RIBA House of the Year for 2015 is Flint House in Buckinghamshire by London based architecture firm Skene Catling de la Pena.
(Image credit: James Morris)

After weeks of anticipation, build-up and weekly announcements that kept us at the edge of our seats, the 2015 RIBA House of the Year – formerly known as the Manser Medal – has been finally unveiled. The Flint House by London firm Skeen Catling de la Pena has been crowned this year's winner, receiving one of the UK's highest honours in residential design. 

The Buckinghamshire building, a structure designed to function as a guest house for the estate it sits in, including an annex, is an ode to flint, celebrating the use of local materials and site specific design. 

Made out of masonry with flint cladding, the house takes its cue from local geology. The architects cleverly shaped the house with an angled roof and placed its slanted flint form on the flat landscape, making sure the rooms inside and the openings frame the nature in the best way. Set to be used for artists for local residency programs, the house will also serve as accomodation for friends and family of the estate.

The final nominee for the shortlist was also announced tonight, it was the Mill House in the Scottish Borders by WT Architecture. The skilful transformation of an old mill into a modern holiday retreat won praises for its masterful modernisation, while keeping the existing structure's character.

It joined Flint House, Sussex House in West Sussex by Wilkinson King Architects, House at Maghera by McGonigle Mcgrath, Kew House by Piercy & Company, Levring House by Jamie Fobert and Vaulted House by vPPR Architects (all these in London) in the running for the coveted accolade. 

The building

The building operates as a guest house for the Waddesdon estate and is made of masonry with flint cladding . 

(Image credit: James Morris)

The spaces frame the nature

Referencing the site's flint geology, this house is strongly linked to its surroundings. Inside the spaces are carefuly planned to frame the nature. 

(Image credit: James Morris)

The house

The house, which will be used as accomodation for family and friends of the owners, as well as artists taking part in local residency programs, was created using the skills of specialist crafstmen. 

(Image credit: James Morris)

The Mill

The final nomination for the shortlist, also announced this week, is The Mill, on the Scottish Borders. 

(Image credit: Andrew Lee)

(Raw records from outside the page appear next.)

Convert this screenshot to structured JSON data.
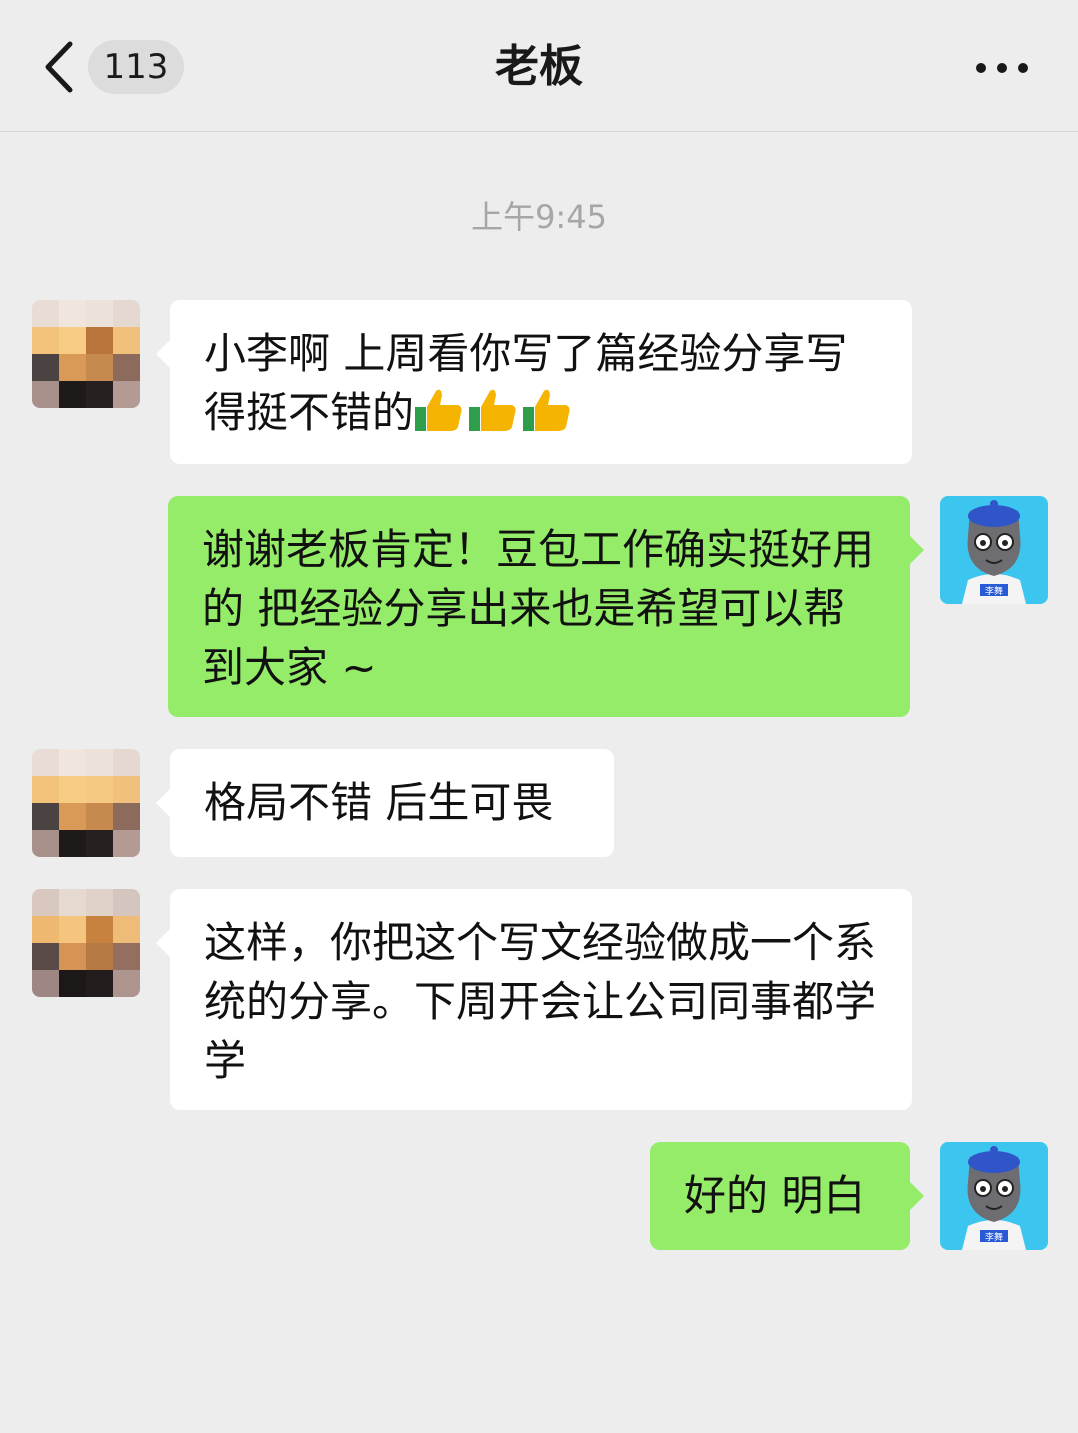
{
  "header": {
    "unread_count": "113",
    "title": "老板"
  },
  "chat": {
    "timestamp": "上午9:45",
    "messages": [
      {
        "sender": "boss",
        "text": "小李啊 上周看你写了篇经验分享写得挺不错的",
        "emoji": [
          "thumbs-up",
          "thumbs-up",
          "thumbs-up"
        ]
      },
      {
        "sender": "me",
        "text": "谢谢老板肯定！豆包工作确实挺好用的 把经验分享出来也是希望可以帮到大家 ~"
      },
      {
        "sender": "boss",
        "text": "格局不错 后生可畏"
      },
      {
        "sender": "boss",
        "text": "这样，你把这个写文经验做成一个系统的分享。下周开会让公司同事都学学"
      },
      {
        "sender": "me",
        "text": "好的 明白"
      }
    ]
  },
  "avatar_badge_text": "李舞",
  "colors": {
    "background": "#ededed",
    "incoming_bubble": "#ffffff",
    "outgoing_bubble": "#95ec69"
  }
}
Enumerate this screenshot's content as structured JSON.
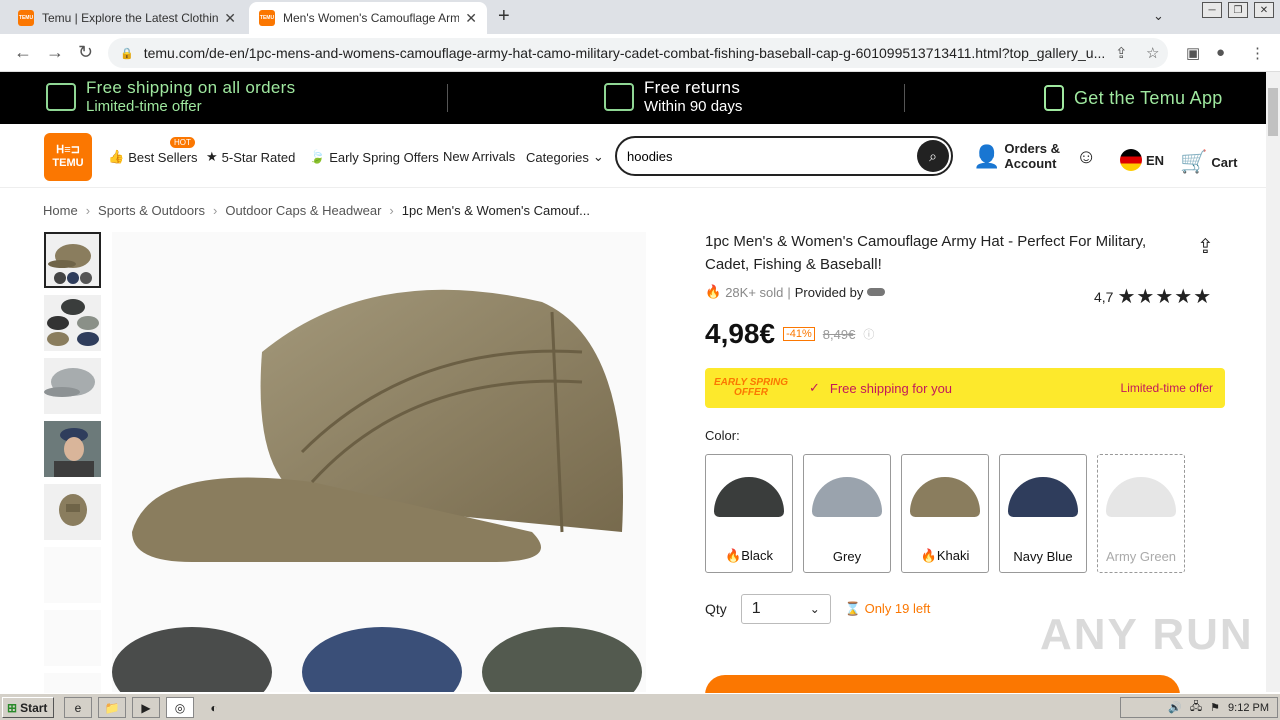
{
  "browser": {
    "tabs": [
      {
        "title": "Temu | Explore the Latest Clothing, B",
        "active": false
      },
      {
        "title": "Men's Women's Camouflage Army Ha",
        "active": true
      }
    ],
    "url": "temu.com/de-en/1pc-mens-and-womens-camouflage-army-hat-camo-military-cadet-combat-fishing-baseball-cap-g-601099513713411.html?top_gallery_u..."
  },
  "promo": {
    "shipping_title": "Free shipping on all orders",
    "shipping_sub": "Limited-time offer",
    "returns_title": "Free returns",
    "returns_sub": "Within 90 days",
    "app": "Get the Temu App"
  },
  "header": {
    "logo_line1": "ᕼ≡⊐",
    "logo_line2": "TEMU",
    "nav": {
      "best_sellers": "Best Sellers",
      "hot_badge": "HOT",
      "five_star": "5-Star Rated",
      "spring": "Early Spring Offers",
      "new_arrivals": "New Arrivals",
      "categories": "Categories"
    },
    "search_value": "hoodies",
    "orders": "Orders &",
    "account": "Account",
    "lang": "EN",
    "cart": "Cart"
  },
  "breadcrumb": [
    "Home",
    "Sports & Outdoors",
    "Outdoor Caps & Headwear",
    "1pc Men's & Women's Camouf..."
  ],
  "product": {
    "title": "1pc Men's & Women's Camouflage Army Hat - Perfect For Military, Cadet, Fishing & Baseball!",
    "sold": "28K+ sold",
    "provided_by": "Provided by",
    "rating": "4,7",
    "rating_value": 4.7,
    "price": "4,98€",
    "discount": "-41%",
    "old_price": "8,49€",
    "shipping_badge": "EARLY SPRING OFFER",
    "shipping_text": "Free shipping for you",
    "limited": "Limited-time offer",
    "color_label": "Color:",
    "colors": [
      {
        "name": "Black",
        "hot": true,
        "hex": "#3a3d3c"
      },
      {
        "name": "Grey",
        "hot": false,
        "hex": "#9aa3ad"
      },
      {
        "name": "Khaki",
        "hot": true,
        "hex": "#8a7d5e"
      },
      {
        "name": "Navy Blue",
        "hot": false,
        "hex": "#2f3d5c"
      },
      {
        "name": "Army Green",
        "hot": false,
        "hex": "#e6e6e6"
      }
    ],
    "qty_label": "Qty",
    "qty_value": "1",
    "stock": "Only 19 left"
  },
  "taskbar": {
    "start": "Start",
    "time": "9:12 PM"
  },
  "watermark": "ANY RUN"
}
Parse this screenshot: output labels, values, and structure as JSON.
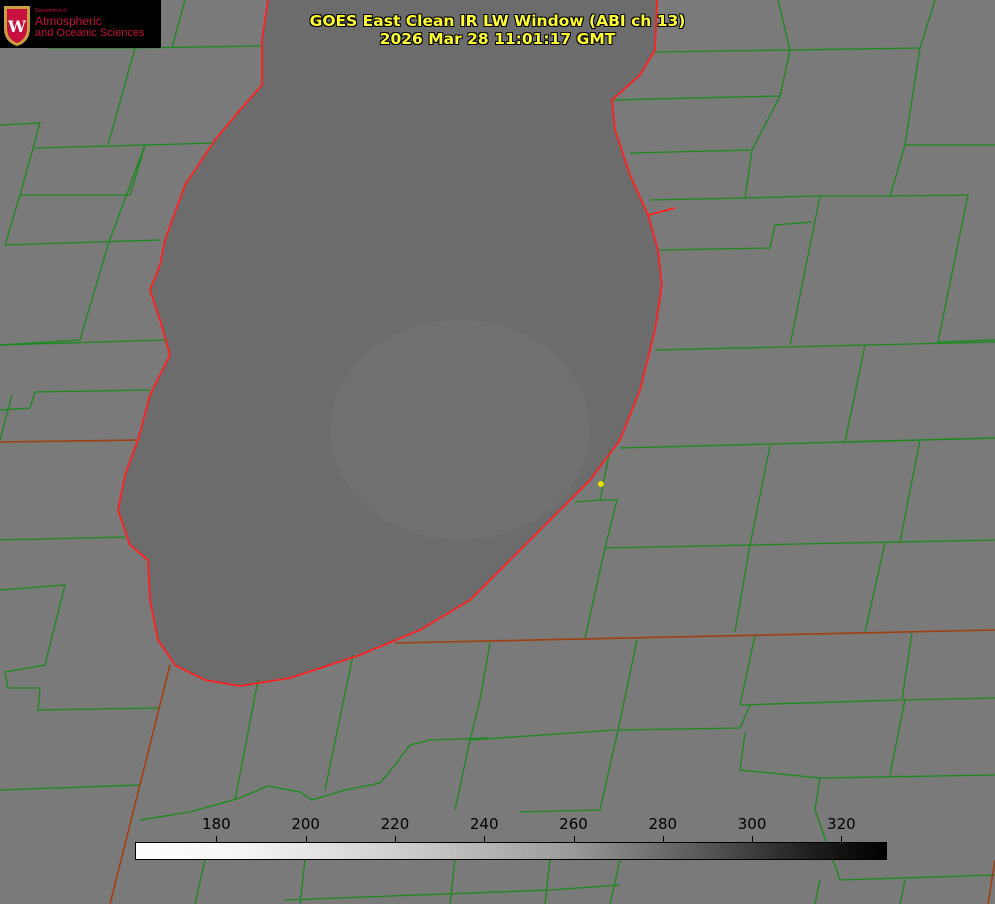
{
  "title": {
    "line1": "GOES East Clean IR LW Window (ABI ch 13)",
    "line2": "2026 Mar 28 11:01:17 GMT"
  },
  "logo": {
    "letter": "W",
    "dept": "Department of",
    "name_line1": "Atmospheric",
    "name_line2": "and Oceanic Sciences"
  },
  "colorbar": {
    "min": 162,
    "max": 330,
    "ticks": [
      "180",
      "200",
      "220",
      "240",
      "260",
      "280",
      "300",
      "320"
    ],
    "tick_values": [
      180,
      200,
      220,
      240,
      260,
      280,
      300,
      320
    ]
  },
  "colors": {
    "county_lines": "#1a8a1a",
    "shoreline": "#ff2020",
    "state_lines": "#a04010",
    "marker": "#e8e000",
    "title_text": "#ffff33"
  }
}
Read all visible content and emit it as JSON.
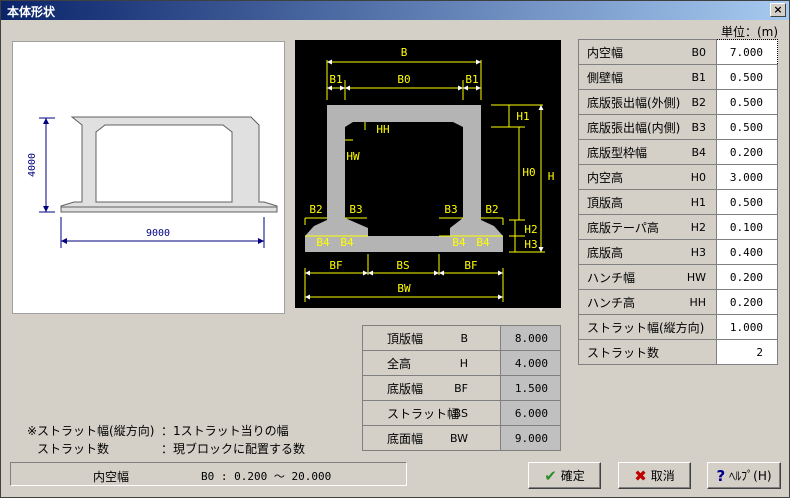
{
  "window": {
    "title": "本体形状",
    "close_glyph": "×"
  },
  "unit": "単位：(m)",
  "preview": {
    "height_label": "4000",
    "width_label": "9000"
  },
  "diagram": {
    "labels": {
      "B": "B",
      "B1_left": "B1",
      "B0": "B0",
      "B1_right": "B1",
      "H1": "H1",
      "HH": "HH",
      "HW": "HW",
      "H0": "H0",
      "H": "H",
      "B2_left": "B2",
      "B3_left": "B3",
      "B3_right": "B3",
      "B2_right": "B2",
      "H2": "H2",
      "H3": "H3",
      "B4_1": "B4",
      "B4_2": "B4",
      "B4_3": "B4",
      "B4_4": "B4",
      "BF_left": "BF",
      "BS": "BS",
      "BF_right": "BF",
      "BW": "BW"
    }
  },
  "params": [
    {
      "label": "内空幅",
      "sym": "B0",
      "value": "7.000"
    },
    {
      "label": "側壁幅",
      "sym": "B1",
      "value": "0.500"
    },
    {
      "label": "底版張出幅(外側)",
      "sym": "B2",
      "value": "0.500"
    },
    {
      "label": "底版張出幅(内側)",
      "sym": "B3",
      "value": "0.500"
    },
    {
      "label": "底版型枠幅",
      "sym": "B4",
      "value": "0.200"
    },
    {
      "label": "内空高",
      "sym": "H0",
      "value": "3.000"
    },
    {
      "label": "頂版高",
      "sym": "H1",
      "value": "0.500"
    },
    {
      "label": "底版テーパ高",
      "sym": "H2",
      "value": "0.100"
    },
    {
      "label": "底版高",
      "sym": "H3",
      "value": "0.400"
    },
    {
      "label": "ハンチ幅",
      "sym": "HW",
      "value": "0.200"
    },
    {
      "label": "ハンチ高",
      "sym": "HH",
      "value": "0.200"
    },
    {
      "label": "ストラット幅(縦方向)",
      "sym": "",
      "value": "1.000"
    },
    {
      "label": "ストラット数",
      "sym": "",
      "value": "2"
    }
  ],
  "results": [
    {
      "label": "頂版幅",
      "sym": "B",
      "value": "8.000"
    },
    {
      "label": "全高",
      "sym": "H",
      "value": "4.000"
    },
    {
      "label": "底版幅",
      "sym": "BF",
      "value": "1.500"
    },
    {
      "label": "ストラット幅",
      "sym": "BS",
      "value": "6.000"
    },
    {
      "label": "底面幅",
      "sym": "BW",
      "value": "9.000"
    }
  ],
  "notes": [
    {
      "k": "※ストラット幅(縦方向)",
      "v": "：1ストラット当りの幅"
    },
    {
      "k": "ストラット数",
      "v": "：現ブロックに配置する数"
    }
  ],
  "status": {
    "field": "内空幅",
    "range": "B0 : 0.200 ～ 20.000"
  },
  "buttons": {
    "ok": {
      "label": "確定",
      "glyph": "✔"
    },
    "cancel": {
      "label": "取消",
      "glyph": "✖"
    },
    "help": {
      "label": "ﾍﾙﾌﾟ(H)",
      "glyph": "?"
    }
  }
}
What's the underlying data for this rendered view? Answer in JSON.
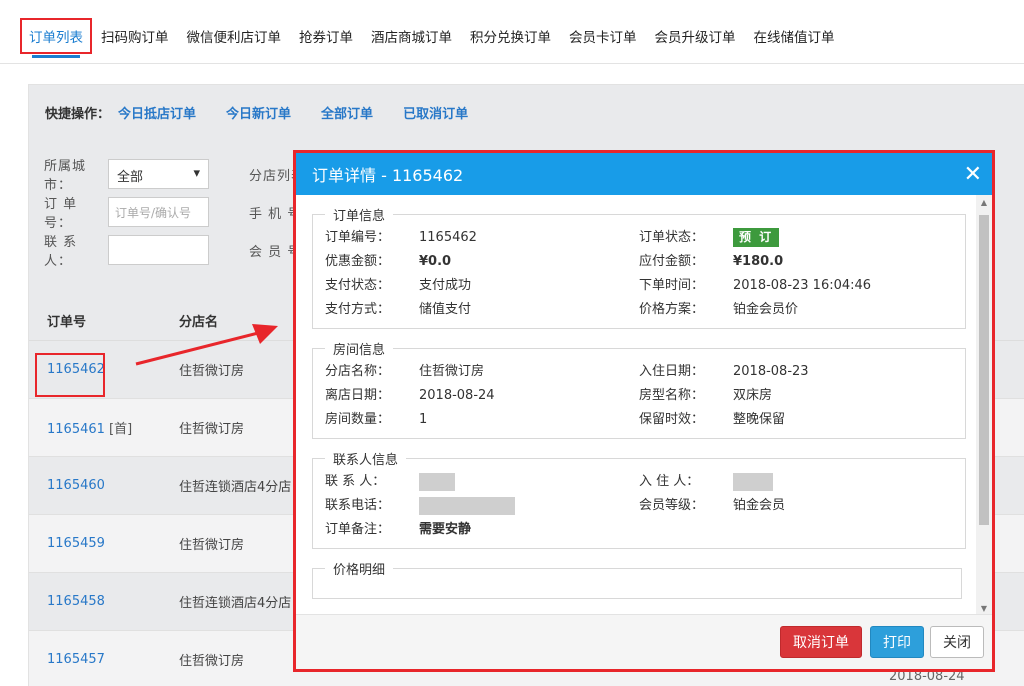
{
  "tabs": [
    {
      "label": "订单列表",
      "active": true
    },
    {
      "label": "扫码购订单"
    },
    {
      "label": "微信便利店订单"
    },
    {
      "label": "抢券订单"
    },
    {
      "label": "酒店商城订单"
    },
    {
      "label": "积分兑换订单"
    },
    {
      "label": "会员卡订单"
    },
    {
      "label": "会员升级订单"
    },
    {
      "label": "在线储值订单"
    }
  ],
  "quick": {
    "label": "快捷操作：",
    "links": [
      "今日抵店订单",
      "今日新订单",
      "全部订单",
      "已取消订单"
    ]
  },
  "filters": {
    "city_label": "所属城市：",
    "city_value": "全部",
    "order_label": "订 单 号：",
    "order_placeholder": "订单号/确认号",
    "contact_label": "联 系 人：",
    "branch_label": "分店列表",
    "phone_label": "手 机 号",
    "member_label": "会 员 号"
  },
  "list": {
    "headers": [
      "订单号",
      "分店名"
    ],
    "rows": [
      {
        "id": "1165462",
        "tag": "",
        "branch": "住哲微订房"
      },
      {
        "id": "1165461",
        "tag": "[首]",
        "branch": "住哲微订房"
      },
      {
        "id": "1165460",
        "tag": "",
        "branch": "住哲连锁酒店4分店"
      },
      {
        "id": "1165459",
        "tag": "",
        "branch": "住哲微订房"
      },
      {
        "id": "1165458",
        "tag": "",
        "branch": "住哲连锁酒店4分店"
      },
      {
        "id": "1165457",
        "tag": "",
        "branch": "住哲微订房"
      }
    ],
    "last_date": "2018-08-24"
  },
  "modal": {
    "title": "订单详情 - 1165462",
    "order_section": {
      "legend": "订单信息",
      "order_no_label": "订单编号：",
      "order_no": "1165462",
      "status_label": "订单状态：",
      "status": "预 订",
      "discount_label": "优惠金额：",
      "discount": "¥0.0",
      "payable_label": "应付金额：",
      "payable": "¥180.0",
      "pay_status_label": "支付状态：",
      "pay_status": "支付成功",
      "order_time_label": "下单时间：",
      "order_time": "2018-08-23 16:04:46",
      "pay_method_label": "支付方式：",
      "pay_method": "储值支付",
      "price_plan_label": "价格方案：",
      "price_plan": "铂金会员价"
    },
    "room_section": {
      "legend": "房间信息",
      "branch_label": "分店名称：",
      "branch": "住哲微订房",
      "checkin_label": "入住日期：",
      "checkin": "2018-08-23",
      "checkout_label": "离店日期：",
      "checkout": "2018-08-24",
      "room_type_label": "房型名称：",
      "room_type": "双床房",
      "room_count_label": "房间数量：",
      "room_count": "1",
      "hold_label": "保留时效：",
      "hold": "整晚保留"
    },
    "contact_section": {
      "legend": "联系人信息",
      "contact_label": "联 系 人：",
      "guest_label": "入 住 人：",
      "phone_label": "联系电话：",
      "level_label": "会员等级：",
      "level": "铂金会员",
      "remark_label": "订单备注：",
      "remark": "需要安静"
    },
    "price_section": {
      "legend": "价格明细"
    },
    "buttons": {
      "cancel": "取消订单",
      "print": "打印",
      "close": "关闭"
    }
  }
}
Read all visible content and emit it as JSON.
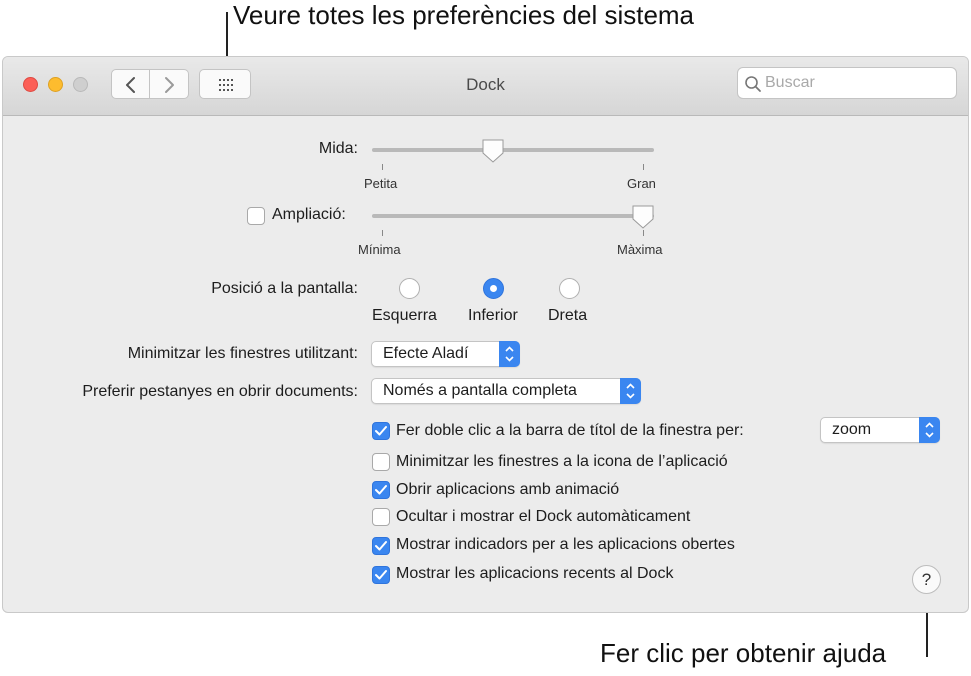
{
  "callouts": {
    "top": "Veure totes les preferències del sistema",
    "bottom": "Fer clic per obtenir ajuda"
  },
  "window": {
    "title": "Dock",
    "search_placeholder": "Buscar"
  },
  "size": {
    "label": "Mida:",
    "min_label": "Petita",
    "max_label": "Gran",
    "value": 0.43
  },
  "magnification": {
    "checked": false,
    "label": "Ampliació:",
    "min_label": "Mínima",
    "max_label": "Màxima",
    "value": 1.0
  },
  "position": {
    "label": "Posició a la pantalla:",
    "options": [
      "Esquerra",
      "Inferior",
      "Dreta"
    ],
    "selected": "Inferior"
  },
  "minimize_effect": {
    "label": "Minimitzar les finestres utilitzant:",
    "value": "Efecte Aladí"
  },
  "prefer_tabs": {
    "label": "Preferir pestanyes en obrir documents:",
    "value": "Només a pantalla completa"
  },
  "double_click": {
    "checked": true,
    "label": "Fer doble clic a la barra de títol de la finestra per:",
    "value": "zoom"
  },
  "checkboxes": [
    {
      "label": "Minimitzar les finestres a la icona de l’aplicació",
      "checked": false
    },
    {
      "label": "Obrir aplicacions amb animació",
      "checked": true
    },
    {
      "label": "Ocultar i mostrar el Dock automàticament",
      "checked": false
    },
    {
      "label": "Mostrar indicadors per a les aplicacions obertes",
      "checked": true
    },
    {
      "label": "Mostrar les aplicacions recents al Dock",
      "checked": true
    }
  ],
  "help": {
    "label": "?"
  },
  "colors": {
    "accent": "#3a86f0",
    "close": "#fc5f57",
    "minimize": "#fdbc2e"
  }
}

Old mill

Designed by WT Architecture, the project involved the conversation of an old mill into a modern, rural retreat. 

(Image credit: Wil Tunnell)

The structure

The structure was modernised but also maintains elements of its original character.

(Image credit: Andrew Lee)

INFORMATION

For more information on the award visit the RIBA website (opens in new tab)

Ellie Stathaki is the Architecture Editor at Wallpaper*. She trained as an architect at the Aristotle University of Thessaloniki in Greece and studied architectural history at the Bartlett in London. Now an established journalist, she has been a member of the Wallpaper* team since 2006, visiting buildings across the globe and interviewing leading architects such as Tadao Ando and Rem Koolhaas. Ellie has also taken part in judging panels, moderated events, curated shows and contributed in books, such as The Contemporary House (Thames & Hudson, 2018) and Glenn Sestig Architecture Diary (2020).